Questions & Answers

What is cytoplasm
Nitta Reply
Parasitic adaptation of tapeworm
Angela Reply
Describe osmoregulator or osmoconformers and how these tools allow animals to adapt to different environment.
Alick Reply
describe the secondary function of a leaf to a plant.
Twizera Reply
hi I'm asking a question about HIV infection, can HIV infection transmitted from Mother to unbron child? please help me I So confused.
Khushboy Reply
no it can't
yes it can but their is an injection that can be used to prevent it.
Ahmad how no?
Hi im new
no, unless when giving birth
it is can be transmitted but there is an injection that the mother is injected to prevent the disease
I agree with nia
but I think HIV infection can be transmitted through blood so the unborn baby can be affected by HIV when a slight mistake occurred that what i think
yes, but there is a treatment however, using a retroviral therapy and injection to prevent the unborn child unscathed from the infection
what is the difference between primary and secondary active transport in detail? I didn't understand the steps in the textbook specifically
Fathima Reply
you are a doctor?
what is the meaning of connective tissue?
Mohammed Reply
what are the characteristics of living things
Owolo Reply
what's the meaning of connective tissue?
Reproduction, adaptation, interaction, movement, growth, respiration, made of cells, responsive to environment (homeostasis), metabolic action (consumption of food converted into energy)
Movement, reproduction, nutrition, irritability, growth, excretion, respiration, death, adaptation, competition
state two most important factors that favour exponential growth of population of a gazelle in a pack
Eliza Reply
what are the two types of electron microscope
Sharlom Reply
light microscope and early microscope
Enzymes are biological catalyst which alter any reaction and protein in nature
Nkoue Reply
Your welcome sir
guyz you enjoying
What is translation and transcription
Transcription is making RNA from DNA. Translation is going from RNA to proteins.
full meaning of RNA and DNA
Nkoue what homeostits means?
Mohammed khalfan, In biology, homeostasis is the state of steady internal, physical, and chemical conditions maintained by living systems.[1] This dynamic state of equilibrium is the condition of optimal functioning for the organism and includes many variables, such as body temperature and fluid bal
what is the definition of enzymes
Royd Reply
enzymes are biological catalyst that speed up chemical reaction.
What are enzymes?
Enzymes are made of proteins and lower the energy of activation. In other words, they bring things together which helps to lower the amount of energy for a reaction to go forward.
they are catalyses that speeds up chemical reaction.... e.g they break down the food we consume.
These are catalyst that speeds up the chemical reaction.
What is connective tissue?
what homeostits means ?
what is a spirogyra
Talabi Reply
Spirogyra is a filamentous chlorophyte green algae of the order Zygnematales. It is named for the helical or spiral arrangement of the chloroplasts. That is characteristic of the genus. It is commonly found in freshwater habitats. And there are more than 400 species of Spirogyra in the world.
what is the mean of biology
Bello Reply
what is cell
A cell is the smallest living unit.
Hi I'm new in this group can someone please help with the list features shared by plants and charopytes that are not shared with most other eukaryotes
iz a basic units of a living thing?
what is eutrophication
Chinaza Reply
hi.. I'm asking a question about HIV infection.... Can HIV infection transmitted from Mother to unbron child?
Eutrophication is an enrichment of water by nutrient salts that causes structural changes to the ecosystem such as: increased production of algae and aquatic plants, depletion of fish species, general deterioration of water quality and other effects that reduce and preclude use.

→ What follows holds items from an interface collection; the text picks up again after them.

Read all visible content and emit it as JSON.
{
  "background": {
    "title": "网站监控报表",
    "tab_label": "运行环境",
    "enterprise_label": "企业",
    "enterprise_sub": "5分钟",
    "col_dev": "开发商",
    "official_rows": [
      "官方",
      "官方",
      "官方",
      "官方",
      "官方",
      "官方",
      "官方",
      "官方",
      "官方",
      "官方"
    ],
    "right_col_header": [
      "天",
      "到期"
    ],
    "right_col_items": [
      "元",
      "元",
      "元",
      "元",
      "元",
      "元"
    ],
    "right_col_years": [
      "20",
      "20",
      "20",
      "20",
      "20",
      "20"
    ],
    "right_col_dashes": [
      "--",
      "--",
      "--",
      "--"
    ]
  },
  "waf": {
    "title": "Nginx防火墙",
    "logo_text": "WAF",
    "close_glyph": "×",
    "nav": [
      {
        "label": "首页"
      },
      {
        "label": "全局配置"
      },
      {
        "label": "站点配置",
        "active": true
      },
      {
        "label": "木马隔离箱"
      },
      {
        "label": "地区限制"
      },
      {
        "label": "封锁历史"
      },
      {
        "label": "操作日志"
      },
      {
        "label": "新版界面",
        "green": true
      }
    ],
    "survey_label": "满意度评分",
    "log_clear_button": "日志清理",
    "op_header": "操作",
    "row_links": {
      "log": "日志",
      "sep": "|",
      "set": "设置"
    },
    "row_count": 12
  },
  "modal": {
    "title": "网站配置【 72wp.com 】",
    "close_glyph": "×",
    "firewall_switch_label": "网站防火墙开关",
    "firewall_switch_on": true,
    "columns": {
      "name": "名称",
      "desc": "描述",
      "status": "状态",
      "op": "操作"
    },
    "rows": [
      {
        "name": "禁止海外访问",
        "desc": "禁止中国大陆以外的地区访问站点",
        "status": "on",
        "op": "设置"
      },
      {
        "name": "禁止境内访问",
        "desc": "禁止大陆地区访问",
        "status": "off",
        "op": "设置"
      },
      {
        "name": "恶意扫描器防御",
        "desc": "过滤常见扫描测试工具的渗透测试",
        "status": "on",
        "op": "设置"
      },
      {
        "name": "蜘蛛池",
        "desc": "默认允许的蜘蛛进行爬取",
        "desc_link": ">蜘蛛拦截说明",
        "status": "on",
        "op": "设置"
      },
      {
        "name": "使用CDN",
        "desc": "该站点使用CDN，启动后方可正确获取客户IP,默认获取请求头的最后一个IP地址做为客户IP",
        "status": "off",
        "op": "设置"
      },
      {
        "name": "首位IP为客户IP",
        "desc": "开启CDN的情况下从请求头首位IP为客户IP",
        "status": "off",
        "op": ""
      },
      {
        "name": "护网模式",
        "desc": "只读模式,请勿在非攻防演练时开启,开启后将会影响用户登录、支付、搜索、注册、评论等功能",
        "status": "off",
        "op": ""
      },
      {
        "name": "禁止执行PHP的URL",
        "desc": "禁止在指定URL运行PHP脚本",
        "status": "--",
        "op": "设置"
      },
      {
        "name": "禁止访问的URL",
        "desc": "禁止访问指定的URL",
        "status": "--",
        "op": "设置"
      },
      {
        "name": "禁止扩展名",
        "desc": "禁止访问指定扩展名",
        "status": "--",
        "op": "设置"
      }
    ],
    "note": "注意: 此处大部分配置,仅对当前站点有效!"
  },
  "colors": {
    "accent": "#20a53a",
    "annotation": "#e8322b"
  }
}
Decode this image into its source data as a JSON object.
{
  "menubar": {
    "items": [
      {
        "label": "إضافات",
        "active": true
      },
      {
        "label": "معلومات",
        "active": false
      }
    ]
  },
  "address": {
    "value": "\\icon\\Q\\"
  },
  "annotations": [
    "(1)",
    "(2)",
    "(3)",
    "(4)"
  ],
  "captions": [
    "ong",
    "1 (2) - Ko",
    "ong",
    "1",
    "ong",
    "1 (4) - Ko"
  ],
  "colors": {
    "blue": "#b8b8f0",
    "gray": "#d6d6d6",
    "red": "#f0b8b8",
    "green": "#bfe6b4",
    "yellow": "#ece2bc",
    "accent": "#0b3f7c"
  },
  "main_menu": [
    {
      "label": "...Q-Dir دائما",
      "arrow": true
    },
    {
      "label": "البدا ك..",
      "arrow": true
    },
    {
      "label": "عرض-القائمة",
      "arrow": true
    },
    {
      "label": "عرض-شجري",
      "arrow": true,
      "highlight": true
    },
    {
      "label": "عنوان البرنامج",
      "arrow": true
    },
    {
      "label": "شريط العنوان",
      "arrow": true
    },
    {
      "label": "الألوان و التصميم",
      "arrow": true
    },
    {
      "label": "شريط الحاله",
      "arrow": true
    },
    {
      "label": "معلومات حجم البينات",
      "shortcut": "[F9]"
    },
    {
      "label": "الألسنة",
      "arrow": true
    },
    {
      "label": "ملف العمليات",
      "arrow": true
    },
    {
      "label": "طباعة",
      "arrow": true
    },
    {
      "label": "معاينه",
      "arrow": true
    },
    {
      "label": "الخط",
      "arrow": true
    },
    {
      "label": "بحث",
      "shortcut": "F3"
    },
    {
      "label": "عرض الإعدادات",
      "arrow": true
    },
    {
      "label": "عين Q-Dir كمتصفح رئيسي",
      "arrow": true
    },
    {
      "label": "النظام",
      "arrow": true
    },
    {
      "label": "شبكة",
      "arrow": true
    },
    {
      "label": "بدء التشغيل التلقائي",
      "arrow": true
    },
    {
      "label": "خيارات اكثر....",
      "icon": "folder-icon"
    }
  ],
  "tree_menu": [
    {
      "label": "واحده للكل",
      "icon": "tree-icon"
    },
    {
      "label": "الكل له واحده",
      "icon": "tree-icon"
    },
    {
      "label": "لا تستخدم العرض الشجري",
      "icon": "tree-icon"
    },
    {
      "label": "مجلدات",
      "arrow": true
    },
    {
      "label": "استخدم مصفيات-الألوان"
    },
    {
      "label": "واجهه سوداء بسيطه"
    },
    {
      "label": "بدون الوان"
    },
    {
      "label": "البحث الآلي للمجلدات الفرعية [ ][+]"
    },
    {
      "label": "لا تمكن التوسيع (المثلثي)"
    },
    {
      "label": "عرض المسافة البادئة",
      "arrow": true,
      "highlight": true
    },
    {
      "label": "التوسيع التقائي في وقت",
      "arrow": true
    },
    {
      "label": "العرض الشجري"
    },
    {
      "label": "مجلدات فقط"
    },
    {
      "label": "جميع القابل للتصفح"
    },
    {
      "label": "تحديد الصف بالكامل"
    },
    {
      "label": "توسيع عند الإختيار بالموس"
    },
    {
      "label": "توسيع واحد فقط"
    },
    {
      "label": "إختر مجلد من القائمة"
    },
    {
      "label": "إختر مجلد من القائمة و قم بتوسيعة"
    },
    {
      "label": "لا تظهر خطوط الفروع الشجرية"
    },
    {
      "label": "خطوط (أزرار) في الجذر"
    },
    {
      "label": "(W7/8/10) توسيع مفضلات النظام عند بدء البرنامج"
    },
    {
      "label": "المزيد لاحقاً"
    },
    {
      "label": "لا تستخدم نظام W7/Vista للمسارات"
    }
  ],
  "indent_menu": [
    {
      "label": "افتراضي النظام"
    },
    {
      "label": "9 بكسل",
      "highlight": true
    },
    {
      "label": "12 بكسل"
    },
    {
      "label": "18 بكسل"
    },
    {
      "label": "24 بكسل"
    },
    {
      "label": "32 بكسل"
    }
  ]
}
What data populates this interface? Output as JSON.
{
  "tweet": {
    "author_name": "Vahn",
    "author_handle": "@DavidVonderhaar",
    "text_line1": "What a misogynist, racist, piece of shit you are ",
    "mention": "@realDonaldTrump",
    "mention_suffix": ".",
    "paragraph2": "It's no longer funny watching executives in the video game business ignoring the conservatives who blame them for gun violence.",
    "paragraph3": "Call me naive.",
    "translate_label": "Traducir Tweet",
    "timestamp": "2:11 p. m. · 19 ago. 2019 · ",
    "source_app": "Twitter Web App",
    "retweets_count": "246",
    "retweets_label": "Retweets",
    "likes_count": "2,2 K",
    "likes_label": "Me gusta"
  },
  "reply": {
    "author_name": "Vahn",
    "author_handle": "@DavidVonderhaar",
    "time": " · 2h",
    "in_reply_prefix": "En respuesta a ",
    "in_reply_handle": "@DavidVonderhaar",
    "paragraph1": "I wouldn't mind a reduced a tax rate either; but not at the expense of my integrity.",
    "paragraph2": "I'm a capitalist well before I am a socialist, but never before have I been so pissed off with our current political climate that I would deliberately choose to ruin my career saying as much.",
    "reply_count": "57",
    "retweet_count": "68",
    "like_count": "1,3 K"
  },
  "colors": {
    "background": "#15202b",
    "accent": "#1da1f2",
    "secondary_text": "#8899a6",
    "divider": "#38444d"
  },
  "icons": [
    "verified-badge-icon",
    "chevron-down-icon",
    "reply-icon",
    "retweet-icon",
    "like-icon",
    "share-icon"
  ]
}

Get the best Biology course in your pocket!

Source:  OpenStax, Biology. OpenStax CNX. Feb 29, 2016 Download for free at http://cnx.org/content/col11448/1.10
Google Play and the Google Play logo are trademarks of Google Inc.

Notification Switch

Would you like to follow the 'Biology' conversation and receive update notifications?